Review by Joseph Anthony
What’s nice about SpongeBob is that once you’ve seen one episode, you know whether or not it’s your cup of tea. For fans, the franchise has not only maintained its quality, but it has become more comfortable in its spongy skin. In THE SPONGEBOB MOVIE: SPONGE OUT OF WATER, the whole Bikini Bottom gang is back, led by Patrick Star (Bill Fagerbakke), Mr. Krabs (Clancy Brown), Squidward (Rodger Bumpass), Plankton (Mr. Lawrence), Sandy Cheeks (Carolyn Lawrence), and of course SpongeBob himself (Tom Kenny).
Much like the last film, THE SPONGEBOB MOVIE, the crew is on an adventure in this story. Last time around SpongeBob and Patrick searched for King Neptune’s crown. In SPONGE OUT OF WATER, they are seeking Mr. Krabs’ Krusty Krab secret recipe, which has vanished.
The story line is straightforward and only serves as a framework for a barrage of quirkiness. As the title implies, part of the movie does take place above the ocean surface this time around. Setting the scene is Antonio Banderas as Burger-Beard, the narrator (who is reading the book to a group of wise-cracking pigeons). Banderas goes all in as a pirate with an ulterior motive.
SpongeBob suspects Plankton, a known franchise villain, is the one responsible for the missing recipe. But he’s innocent. So together, they begin searching for the recipe as a team. Plankton has trouble pronouncing the word “team” because he has so rarely used it (a gag that produces more laughs than it should).
The journey is all over the place. We see the ocean floor turn full on apocalyptic – when the Krusty Krab is closed down, of course. We spend time inside SpongeBob’s brain, we take a trippy adventure to space and meet a dolphin that rules the galaxy, and eventually get to see our characters turn three-dimensional. Advertisements have sold the movie as mostly happening above the water, where we see the characters take on a three dimensional look. That’s not totally accurate. At most, one-third of the film takes place “out of water.” For the most part, viewers will recognize that old familiar animation from the Nickelodeon cartoon.

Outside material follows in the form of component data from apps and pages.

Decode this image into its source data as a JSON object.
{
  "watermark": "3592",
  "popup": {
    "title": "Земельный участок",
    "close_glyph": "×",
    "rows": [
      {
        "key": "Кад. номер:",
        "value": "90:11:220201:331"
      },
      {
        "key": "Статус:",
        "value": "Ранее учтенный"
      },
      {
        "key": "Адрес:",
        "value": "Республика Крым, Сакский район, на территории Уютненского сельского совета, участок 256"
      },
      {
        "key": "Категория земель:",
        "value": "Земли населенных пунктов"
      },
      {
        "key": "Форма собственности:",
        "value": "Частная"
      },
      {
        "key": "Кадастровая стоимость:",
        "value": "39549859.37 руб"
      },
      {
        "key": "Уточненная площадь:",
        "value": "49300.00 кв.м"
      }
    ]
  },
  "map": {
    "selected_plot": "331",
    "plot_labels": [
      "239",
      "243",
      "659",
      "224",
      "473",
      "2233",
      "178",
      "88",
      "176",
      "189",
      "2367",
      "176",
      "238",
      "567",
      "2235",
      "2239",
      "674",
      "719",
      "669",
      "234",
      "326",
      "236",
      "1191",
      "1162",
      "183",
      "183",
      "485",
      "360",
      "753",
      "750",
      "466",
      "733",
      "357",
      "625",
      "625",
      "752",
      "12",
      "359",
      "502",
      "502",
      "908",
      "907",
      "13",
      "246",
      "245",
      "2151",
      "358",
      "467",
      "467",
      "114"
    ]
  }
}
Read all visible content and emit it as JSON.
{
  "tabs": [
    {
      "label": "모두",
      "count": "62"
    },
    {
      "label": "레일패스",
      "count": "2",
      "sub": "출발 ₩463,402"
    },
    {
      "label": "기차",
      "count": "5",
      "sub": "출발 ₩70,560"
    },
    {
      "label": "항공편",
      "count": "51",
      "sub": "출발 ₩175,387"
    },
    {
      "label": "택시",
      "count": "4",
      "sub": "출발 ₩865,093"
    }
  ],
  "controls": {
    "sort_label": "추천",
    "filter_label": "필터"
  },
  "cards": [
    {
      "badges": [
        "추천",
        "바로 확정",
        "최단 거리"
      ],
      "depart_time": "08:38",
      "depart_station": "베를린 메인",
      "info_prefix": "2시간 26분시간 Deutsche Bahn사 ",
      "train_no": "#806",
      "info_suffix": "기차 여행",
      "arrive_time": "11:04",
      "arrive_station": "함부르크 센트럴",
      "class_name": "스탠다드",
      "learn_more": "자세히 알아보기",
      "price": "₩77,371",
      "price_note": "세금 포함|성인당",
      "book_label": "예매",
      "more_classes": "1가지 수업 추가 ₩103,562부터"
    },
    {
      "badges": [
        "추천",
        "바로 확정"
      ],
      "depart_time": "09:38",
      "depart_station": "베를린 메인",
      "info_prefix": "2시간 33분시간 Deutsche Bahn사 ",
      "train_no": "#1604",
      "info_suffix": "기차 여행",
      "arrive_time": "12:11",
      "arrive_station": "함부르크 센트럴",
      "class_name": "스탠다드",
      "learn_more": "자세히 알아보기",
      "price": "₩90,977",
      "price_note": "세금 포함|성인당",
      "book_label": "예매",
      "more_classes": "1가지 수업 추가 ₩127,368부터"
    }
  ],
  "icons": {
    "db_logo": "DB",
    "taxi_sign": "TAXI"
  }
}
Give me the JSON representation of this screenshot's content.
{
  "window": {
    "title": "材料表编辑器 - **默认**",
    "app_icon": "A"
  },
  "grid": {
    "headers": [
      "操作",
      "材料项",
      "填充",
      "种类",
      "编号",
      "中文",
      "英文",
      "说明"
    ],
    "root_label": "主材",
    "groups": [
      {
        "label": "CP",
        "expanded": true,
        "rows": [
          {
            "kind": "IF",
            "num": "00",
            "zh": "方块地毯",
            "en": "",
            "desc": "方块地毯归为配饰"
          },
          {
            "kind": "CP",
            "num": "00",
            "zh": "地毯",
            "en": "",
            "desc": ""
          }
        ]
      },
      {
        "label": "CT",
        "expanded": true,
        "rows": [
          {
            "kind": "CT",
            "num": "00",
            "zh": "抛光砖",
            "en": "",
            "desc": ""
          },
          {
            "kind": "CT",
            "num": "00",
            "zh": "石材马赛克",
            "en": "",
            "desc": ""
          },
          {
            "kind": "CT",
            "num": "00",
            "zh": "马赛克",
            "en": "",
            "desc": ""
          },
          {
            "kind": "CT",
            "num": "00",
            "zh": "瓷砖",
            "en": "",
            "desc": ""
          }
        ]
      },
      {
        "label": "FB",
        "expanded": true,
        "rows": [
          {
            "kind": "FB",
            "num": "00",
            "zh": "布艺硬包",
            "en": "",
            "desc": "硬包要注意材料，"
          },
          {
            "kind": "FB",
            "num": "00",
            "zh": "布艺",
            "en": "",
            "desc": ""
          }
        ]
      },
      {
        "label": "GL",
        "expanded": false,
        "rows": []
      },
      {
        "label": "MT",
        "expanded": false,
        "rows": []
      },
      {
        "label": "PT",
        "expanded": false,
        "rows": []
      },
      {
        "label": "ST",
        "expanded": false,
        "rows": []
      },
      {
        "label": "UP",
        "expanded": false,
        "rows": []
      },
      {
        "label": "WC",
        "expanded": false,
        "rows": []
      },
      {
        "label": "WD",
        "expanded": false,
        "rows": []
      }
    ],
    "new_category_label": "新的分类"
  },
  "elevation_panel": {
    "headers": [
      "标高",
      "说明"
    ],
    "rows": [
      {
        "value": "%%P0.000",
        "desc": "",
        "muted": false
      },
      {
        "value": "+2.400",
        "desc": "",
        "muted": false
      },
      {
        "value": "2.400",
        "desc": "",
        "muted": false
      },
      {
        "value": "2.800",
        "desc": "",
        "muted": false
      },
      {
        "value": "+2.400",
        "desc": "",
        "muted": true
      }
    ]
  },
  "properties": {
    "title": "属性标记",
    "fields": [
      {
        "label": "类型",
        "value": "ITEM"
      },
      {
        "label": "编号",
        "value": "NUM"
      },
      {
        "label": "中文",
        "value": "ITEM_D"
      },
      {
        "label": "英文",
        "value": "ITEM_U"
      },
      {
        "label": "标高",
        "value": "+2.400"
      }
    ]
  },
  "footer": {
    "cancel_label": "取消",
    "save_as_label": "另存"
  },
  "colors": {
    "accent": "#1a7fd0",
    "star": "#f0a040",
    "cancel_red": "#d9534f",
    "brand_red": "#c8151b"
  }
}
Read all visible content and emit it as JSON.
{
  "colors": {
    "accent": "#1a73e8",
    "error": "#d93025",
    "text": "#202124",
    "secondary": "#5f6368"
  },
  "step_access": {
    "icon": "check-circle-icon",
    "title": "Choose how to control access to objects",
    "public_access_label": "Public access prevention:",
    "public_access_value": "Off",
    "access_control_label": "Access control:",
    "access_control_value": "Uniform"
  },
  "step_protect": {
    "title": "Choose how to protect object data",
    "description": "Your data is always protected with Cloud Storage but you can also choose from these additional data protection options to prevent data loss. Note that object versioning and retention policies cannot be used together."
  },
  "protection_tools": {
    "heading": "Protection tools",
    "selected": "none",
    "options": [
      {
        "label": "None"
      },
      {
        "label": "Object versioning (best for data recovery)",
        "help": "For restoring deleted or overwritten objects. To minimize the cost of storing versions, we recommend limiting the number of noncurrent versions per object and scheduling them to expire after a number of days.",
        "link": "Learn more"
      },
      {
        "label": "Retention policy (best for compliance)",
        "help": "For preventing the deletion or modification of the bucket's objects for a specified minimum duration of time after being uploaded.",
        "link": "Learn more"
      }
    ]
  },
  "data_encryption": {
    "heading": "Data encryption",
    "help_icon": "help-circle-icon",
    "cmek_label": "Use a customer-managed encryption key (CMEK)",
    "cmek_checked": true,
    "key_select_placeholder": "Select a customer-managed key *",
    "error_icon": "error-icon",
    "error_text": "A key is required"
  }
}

Kids may be a little disappointed SpongeBob and his friends aren’t out of the water a bit more, but I found it to be a good decision. While the 3D animation is excellent, the style would have been tiresome if used for the whole movie. SpongeBob deserves to be commended for their experiments in animation in this film. From classic to Claymation to stop-motion, it’s a visual feast.
One concern with SPONGEBOB: it might not always be as funny as it thinks it is. It has a tendency to harp on one joke for too long and the lack of story sometimes feels obvious. In spite of all this, SpongeBob always seems to strive for smarter kids comedy. There’s a real sense that those who have worked on SpongeBob love their characters (director Paul Tibbitt has been with the franchise since 2004). Not to mention the voice actors who give the whole thing life. Tom Kenny, who has always voiced SpongeBob, has been the secret ingredient giving SpongeBob a voice that is funny, silly, and a little unnerving.
Noting that the franchise has existed since the late 90’s, it’s clear many modern Cartoon Network/Adult Swim series owe a debt of gratitude to SpongeBob and the bar it raised for children's cartoons. SPONGE OUT OF WATER is silly, amusing and weird, all the things we’ve come to expect from our favorite angular sponge. 3 out of 4 stars